Second New York Police Union Endorses Trump, While a Cleveland Patrolmen's Association Breaks Tradition

As the leader of a New York State police union endorses President Donald Trump's reelection campaign, a patrolmen's association in Cleveland is abstaining from political alliances altogether.

Thomas Mungeer, the president of New York State Troopers Police Benevolent Association, reportedly showed support for the incumbent Republican candidate during a conversation with the New York Post on Sunday. Most New York State troopers belong to the NYS Troopers PBA union, which represents almost 6,000 retired and active officers.

"Donald Trump has our back," Mungeer said, according to the Post. "President Trump has supported us when so many people have turned against us."

The union head reportedly went on to tell the newspaper that Joe Biden, this year's Democratic presidential nominee, "supported cops in the past but he's turned his back on us."

Mungeer's Trump endorsement was the second to come from a New York police union this month. Patrick Lynch, president of the New York City Police Benevolent Association (NYCPBA), formally backed Trump's reelection on August 14. Representing roughly 24,000 New York City Police Department officers, the NYCPBA is the largest law enforcement union in the state.

Lynch's outright support for the president's campaign elicited criticism from a number of Democratic lawmakers, including New York Congresswoman Alexandria Ocasio-Cortez, who noted police organizations aligning themselves with a political candidate could signal "a potential problem."

NYPD union endorsed Trump. I’m sure this is part of their neighborhood outreach plan.

Also, does anyone else see a potential problem with police unions - enforcement arms of the state with lethal weapons - promoting “preferred” candidates for office or is that just me? https://t.co/UlmigAuedh

— Alexandria Ocasio-Cortez (@AOC) August 15, 2020

While law enforcement unions, like the Cleveland Police Patrolmen's Association, have endorsed presidential contenders in past years, those based in New York traditionally do not.

The Cleveland police union, which represents about 1,400 officers, told Cleveland.com it will not support a presidential candidate this year, after its 2016 Trump endorsement created division among members.

NYPD
A New York City Police Department vehicle is pictured on a Manhattan street on August 21. The head of a union representing New York state troopers reportedly voiced support for President Donald Trump's reelection campaign on Sunday. John Lamparski/Getty

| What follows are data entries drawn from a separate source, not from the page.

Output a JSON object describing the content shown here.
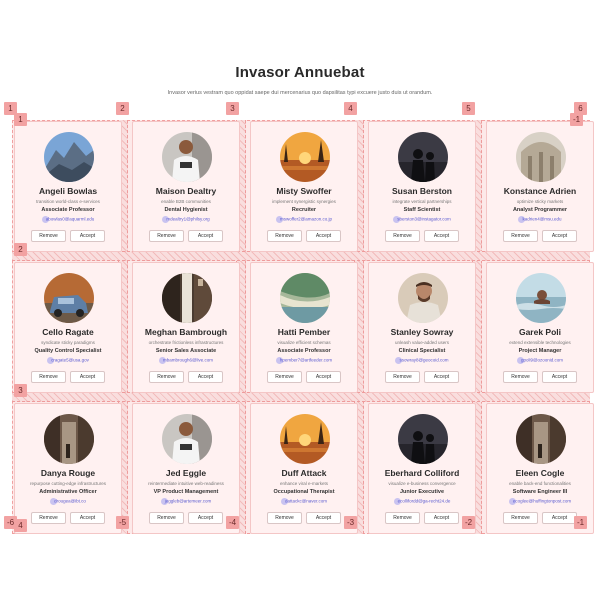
{
  "page": {
    "title": "Invasor Annuebat",
    "subtitle": "Invasor verius vestram quo oppidat saepe dui mercenarius quo dapsilitas typi excuere justo duis ut orandum."
  },
  "buttons": {
    "remove": "Remove",
    "accept": "Accept"
  },
  "colors": {
    "card_bg": "#fff1f1",
    "gutter": "#f9dede",
    "marker": "#f2a2a2",
    "email": "#5a5ad0"
  },
  "markers": {
    "top": [
      "1",
      "2",
      "3",
      "4",
      "5",
      "6"
    ],
    "inner_top_left": "1",
    "inner_top_right": "-1",
    "left": [
      "2",
      "3",
      "4"
    ],
    "bottom": [
      "-6",
      "-5",
      "-4",
      "-3",
      "-2",
      "-1"
    ]
  },
  "cards": [
    {
      "name": "Angeli Bowlas",
      "tagline": "transition world-class e-services",
      "role": "Associate Professor",
      "email": "abowlas0@aquarml.edu",
      "avatar": "mountain"
    },
    {
      "name": "Maison Dealtry",
      "tagline": "enable B2B communities",
      "role": "Dental Hygienist",
      "email": "mdealtry1@philsy.org",
      "avatar": "man-white"
    },
    {
      "name": "Misty Swoffer",
      "tagline": "implement synergistic synergies",
      "role": "Recruiter",
      "email": "mswoffer2@amazon.co.jp",
      "avatar": "sunset"
    },
    {
      "name": "Susan Berston",
      "tagline": "integrate vertical partnerships",
      "role": "Staff Scientist",
      "email": "sberston3@instagator.com",
      "avatar": "silhouette"
    },
    {
      "name": "Konstance Adrien",
      "tagline": "optimize sticky markets",
      "role": "Analyst Programmer",
      "email": "kadrien4@msu.edu",
      "avatar": "architecture"
    },
    {
      "name": "Cello Ragate",
      "tagline": "syndicate sticky paradigms",
      "role": "Quality Control Specialist",
      "email": "cragate5@usa.gov",
      "avatar": "car"
    },
    {
      "name": "Meghan Bambrough",
      "tagline": "orchestrate frictionless infrastructures",
      "role": "Senior Sales Associate",
      "email": "mbambrough6@live.com",
      "avatar": "street"
    },
    {
      "name": "Hatti Pember",
      "tagline": "visualize efficient schemas",
      "role": "Associate Professor",
      "email": "hpember7@artfeeder.com",
      "avatar": "beach"
    },
    {
      "name": "Stanley Sowray",
      "tagline": "unleash value-added users",
      "role": "Clinical Specialist",
      "email": "ssowray8@geocoid.com",
      "avatar": "man-beard"
    },
    {
      "name": "Garek Poli",
      "tagline": "extend extensible technologies",
      "role": "Project Manager",
      "email": "gpoli9@ozoonid.com",
      "avatar": "swimmer"
    },
    {
      "name": "Danya Rouge",
      "tagline": "repurpose cutting-edge infrastructures",
      "role": "Administrative Officer",
      "email": "drougea@ibt.co",
      "avatar": "street2"
    },
    {
      "name": "Jed Eggle",
      "tagline": "reintermediate intuitive web-readiness",
      "role": "VP Product Management",
      "email": "jeggleb@artemeer.com",
      "avatar": "man-white"
    },
    {
      "name": "Duff Attack",
      "tagline": "enhance viral e-markets",
      "role": "Occupational Therapist",
      "email": "dattackc@naver.com",
      "avatar": "sunset"
    },
    {
      "name": "Eberhard Colliford",
      "tagline": "visualize e-business convergence",
      "role": "Junior Executive",
      "email": "ecollifordd@ga-recht24.de",
      "avatar": "silhouette"
    },
    {
      "name": "Eleen Cogle",
      "tagline": "enable back-end functionalities",
      "role": "Software Engineer III",
      "email": "ecoglee@huffingtonpost.com",
      "avatar": "street2"
    }
  ]
}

"It's a big decision, which is why we had the directors vote on it," said Jeff Follmer, the union's president.

Vince Montague, the head of Cleveland Police Black Shield Association, a union branch within the patrolmen's association, commended the move.

"There's a diverse group of officers in the CPPA and it's good they're respecting the fact that everyone has different political ideologies," Montague said, saying the 2016 endorsement created a rift between police and the community.

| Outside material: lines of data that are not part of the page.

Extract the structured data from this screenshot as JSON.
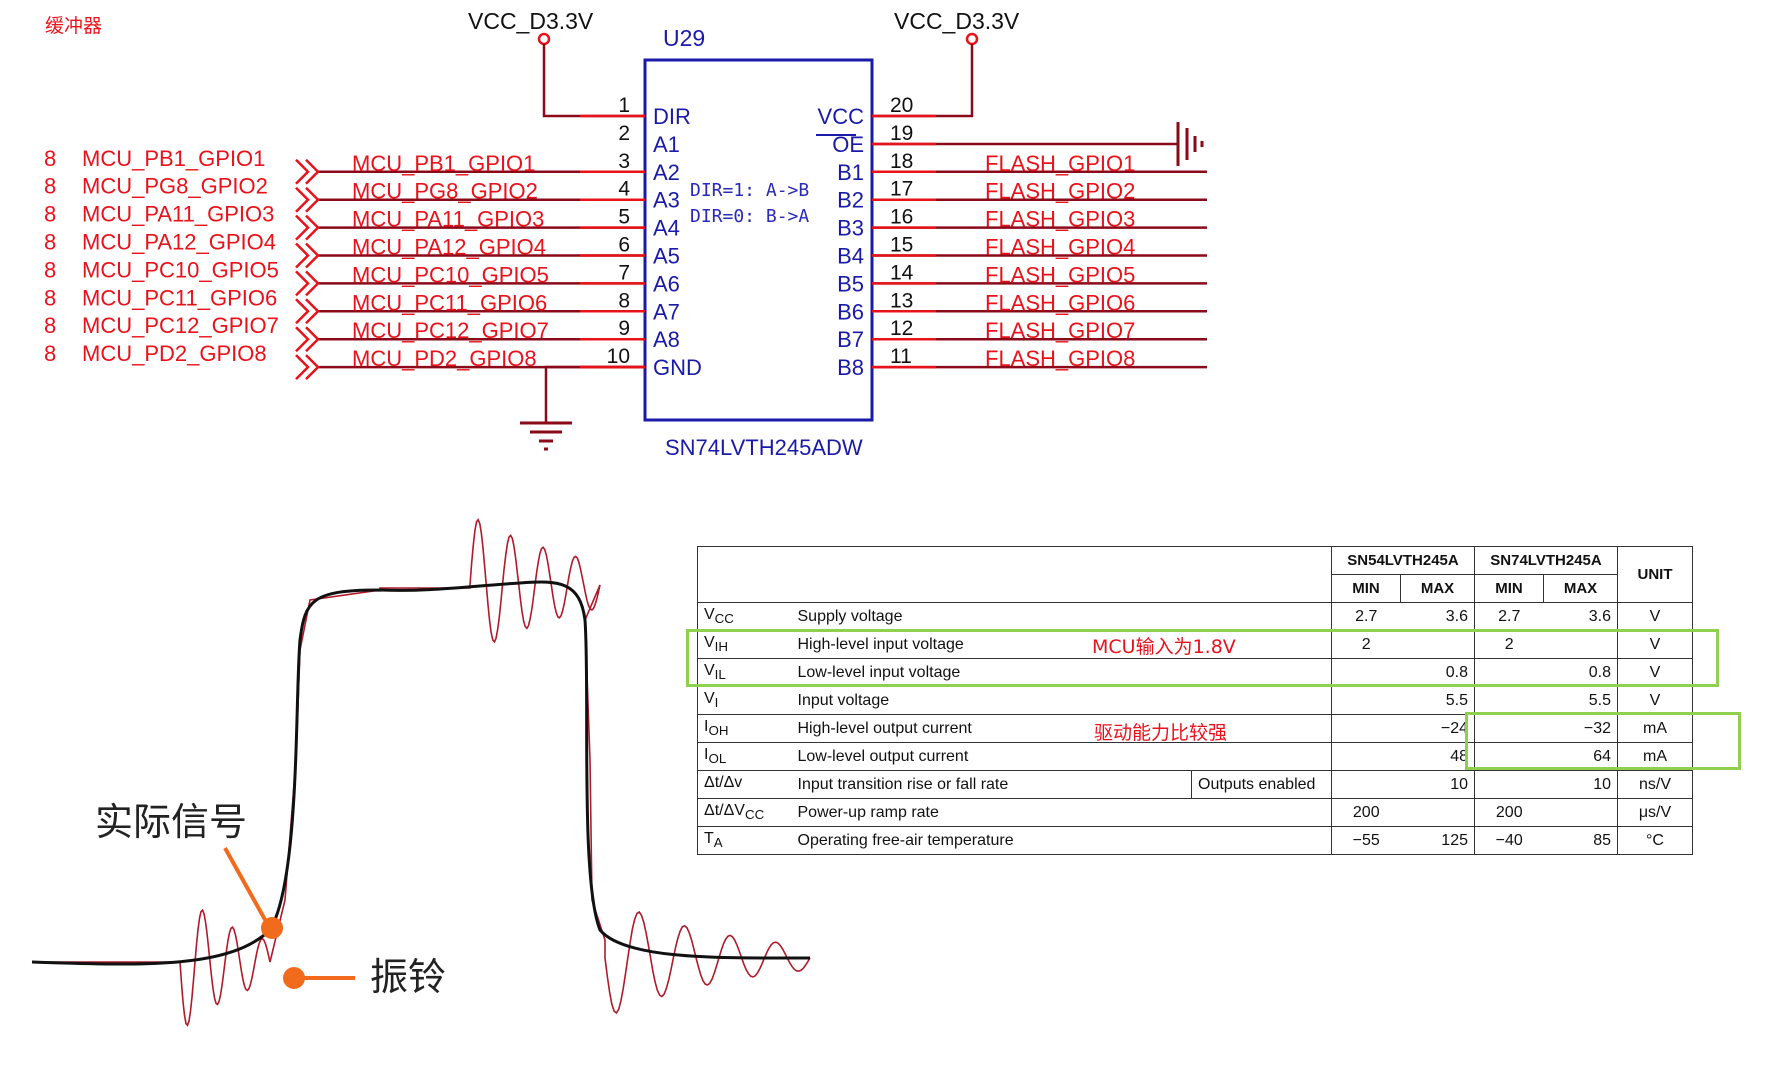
{
  "corner_label": "缓冲器",
  "chip": {
    "ref": "U29",
    "part": "SN74LVTH245ADW",
    "note_line1": "DIR=1: A->B",
    "note_line2": "DIR=0: B->A",
    "pin_names_left": [
      "DIR",
      "A1",
      "A2",
      "A3",
      "A4",
      "A5",
      "A6",
      "A7",
      "A8",
      "GND"
    ],
    "pin_nums_left": [
      "1",
      "2",
      "3",
      "4",
      "5",
      "6",
      "7",
      "8",
      "9",
      "10"
    ],
    "pin_names_right": [
      "VCC",
      "OE",
      "B1",
      "B2",
      "B3",
      "B4",
      "B5",
      "B6",
      "B7",
      "B8"
    ],
    "pin_nums_right": [
      "20",
      "19",
      "18",
      "17",
      "16",
      "15",
      "14",
      "13",
      "12",
      "11"
    ]
  },
  "power": {
    "left_label": "VCC_D3.3V",
    "right_label": "VCC_D3.3V"
  },
  "ports_left": [
    {
      "sheet": "8",
      "name": "MCU_PB1_GPIO1",
      "net": "MCU_PB1_GPIO1"
    },
    {
      "sheet": "8",
      "name": "MCU_PG8_GPIO2",
      "net": "MCU_PG8_GPIO2"
    },
    {
      "sheet": "8",
      "name": "MCU_PA11_GPIO3",
      "net": "MCU_PA11_GPIO3"
    },
    {
      "sheet": "8",
      "name": "MCU_PA12_GPIO4",
      "net": "MCU_PA12_GPIO4"
    },
    {
      "sheet": "8",
      "name": "MCU_PC10_GPIO5",
      "net": "MCU_PC10_GPIO5"
    },
    {
      "sheet": "8",
      "name": "MCU_PC11_GPIO6",
      "net": "MCU_PC11_GPIO6"
    },
    {
      "sheet": "8",
      "name": "MCU_PC12_GPIO7",
      "net": "MCU_PC12_GPIO7"
    },
    {
      "sheet": "8",
      "name": "MCU_PD2_GPIO8",
      "net": "MCU_PD2_GPIO8"
    }
  ],
  "nets_right": [
    "FLASH_GPIO1",
    "FLASH_GPIO2",
    "FLASH_GPIO3",
    "FLASH_GPIO4",
    "FLASH_GPIO5",
    "FLASH_GPIO6",
    "FLASH_GPIO7",
    "FLASH_GPIO8"
  ],
  "waveform": {
    "label_actual": "实际信号",
    "label_ringing": "振铃"
  },
  "table": {
    "head": {
      "part1": "SN54LVTH245A",
      "part2": "SN74LVTH245A",
      "unit": "UNIT",
      "min": "MIN",
      "max": "MAX"
    },
    "rows": [
      {
        "sym": "V",
        "sub": "CC",
        "desc": "Supply voltage",
        "cond": "",
        "min1": "2.7",
        "max1": "3.6",
        "min2": "2.7",
        "max2": "3.6",
        "unit": "V"
      },
      {
        "sym": "V",
        "sub": "IH",
        "desc": "High-level input voltage",
        "cond": "",
        "min1": "2",
        "max1": "",
        "min2": "2",
        "max2": "",
        "unit": "V"
      },
      {
        "sym": "V",
        "sub": "IL",
        "desc": "Low-level input voltage",
        "cond": "",
        "min1": "",
        "max1": "0.8",
        "min2": "",
        "max2": "0.8",
        "unit": "V"
      },
      {
        "sym": "V",
        "sub": "I",
        "desc": "Input voltage",
        "cond": "",
        "min1": "",
        "max1": "5.5",
        "min2": "",
        "max2": "5.5",
        "unit": "V"
      },
      {
        "sym": "I",
        "sub": "OH",
        "desc": "High-level output current",
        "cond": "",
        "min1": "",
        "max1": "−24",
        "min2": "",
        "max2": "−32",
        "unit": "mA"
      },
      {
        "sym": "I",
        "sub": "OL",
        "desc": "Low-level output current",
        "cond": "",
        "min1": "",
        "max1": "48",
        "min2": "",
        "max2": "64",
        "unit": "mA"
      },
      {
        "sym": "Δt/Δv",
        "sub": "",
        "desc": "Input transition rise or fall rate",
        "cond": "Outputs enabled",
        "min1": "",
        "max1": "10",
        "min2": "",
        "max2": "10",
        "unit": "ns/V"
      },
      {
        "sym": "Δt/ΔV",
        "sub": "CC",
        "desc": "Power-up ramp rate",
        "cond": "",
        "min1": "200",
        "max1": "",
        "min2": "200",
        "max2": "",
        "unit": "μs/V"
      },
      {
        "sym": "T",
        "sub": "A",
        "desc": "Operating free-air temperature",
        "cond": "",
        "min1": "−55",
        "max1": "125",
        "min2": "−40",
        "max2": "85",
        "unit": "°C"
      }
    ],
    "note_vih": "MCU输入为1.8V",
    "note_drive": "驱动能力比较强"
  },
  "colors": {
    "wire": "#8b0a1a",
    "net_text": "#e8131a",
    "chip": "#1a1aa8",
    "highlight": "#8fd14f",
    "orange": "#f26b1d"
  }
}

The wave of support for Trump from New York police unions trailed a series of reforms passed by the state legislature and signed into law by Governor Andrew Cuomo earlier this summer, amid protests against law enforcement abuse and racism that took place after George Floyd's death in custody. Legislation banned chokeholds, required officers to report weapon discharges, rescinded statutes that kept misconduct records out of court for years, and amended police practices across a number of additional areas.

At the end of June, the New York State Senate introduced a bill to end qualified immunity, which protects law enforcement officers from civil lawsuits related to conduct violations. Congress proposed a similar bill applied to federal law weeks earlier. In comments to the New York Post, Mungeer reportedly said his support for Trump versus Biden is rooted in the candidates' diverging stances on the issue. Trump has defended the doctrine, while Biden has discussed reforming it.

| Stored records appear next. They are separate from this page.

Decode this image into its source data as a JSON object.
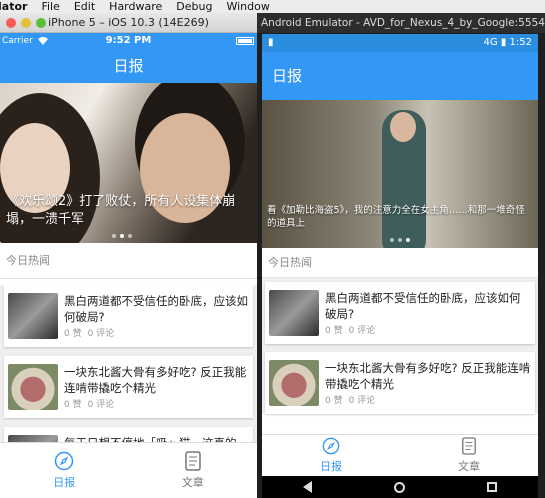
{
  "menubar": {
    "app": "lator",
    "items": [
      "File",
      "Edit",
      "Hardware",
      "Debug",
      "Window"
    ]
  },
  "ios": {
    "window_title": "iPhone 5 – iOS 10.3 (14E269)",
    "status": {
      "carrier": "Carrier",
      "time": "9:52 PM"
    },
    "nav_title": "日报",
    "hero_caption": "《欢乐颂2》打了败仗，所有人设集体崩塌，一溃千军",
    "section_title": "今日热闻",
    "articles": [
      {
        "title": "黑白两道都不受信任的卧底，应该如何破局?",
        "likes": "0 赞",
        "comments": "0 评论"
      },
      {
        "title": "一块东北酱大骨有多好吃? 反正我能连啃带撬吃个精光",
        "likes": "0 赞",
        "comments": "0 评论"
      },
      {
        "title": "每天只想不停地「吸」猫，这真的"
      }
    ],
    "tabs": [
      {
        "label": "日报"
      },
      {
        "label": "文章"
      }
    ]
  },
  "android": {
    "window_title": "Android Emulator - AVD_for_Nexus_4_by_Google:5554",
    "status": {
      "network": "4G",
      "time": "1:52"
    },
    "toolbar_title": "日报",
    "hero_caption": "看《加勒比海盗5》，我的注意力全在女主角……和那一堆奇怪的道具上",
    "section_title": "今日热闻",
    "articles": [
      {
        "title": "黑白两道都不受信任的卧底，应该如何破局?",
        "likes": "0 赞",
        "comments": "0 评论"
      },
      {
        "title": "一块东北酱大骨有多好吃? 反正我能连啃带撬吃个精光",
        "likes": "0 赞",
        "comments": "0 评论"
      }
    ],
    "tabs": [
      {
        "label": "日报"
      },
      {
        "label": "文章"
      }
    ]
  },
  "colors": {
    "accent": "#3297f5",
    "muted": "#999999"
  },
  "icons": [
    "compass-icon",
    "document-icon",
    "back-icon",
    "home-icon",
    "recents-icon",
    "wifi-icon",
    "battery-icon"
  ]
}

Newsweek reached out to the NYS Troopers PBA and Cleveland Police Patrolmen's Association for comments, but did not receive replies in time for publication.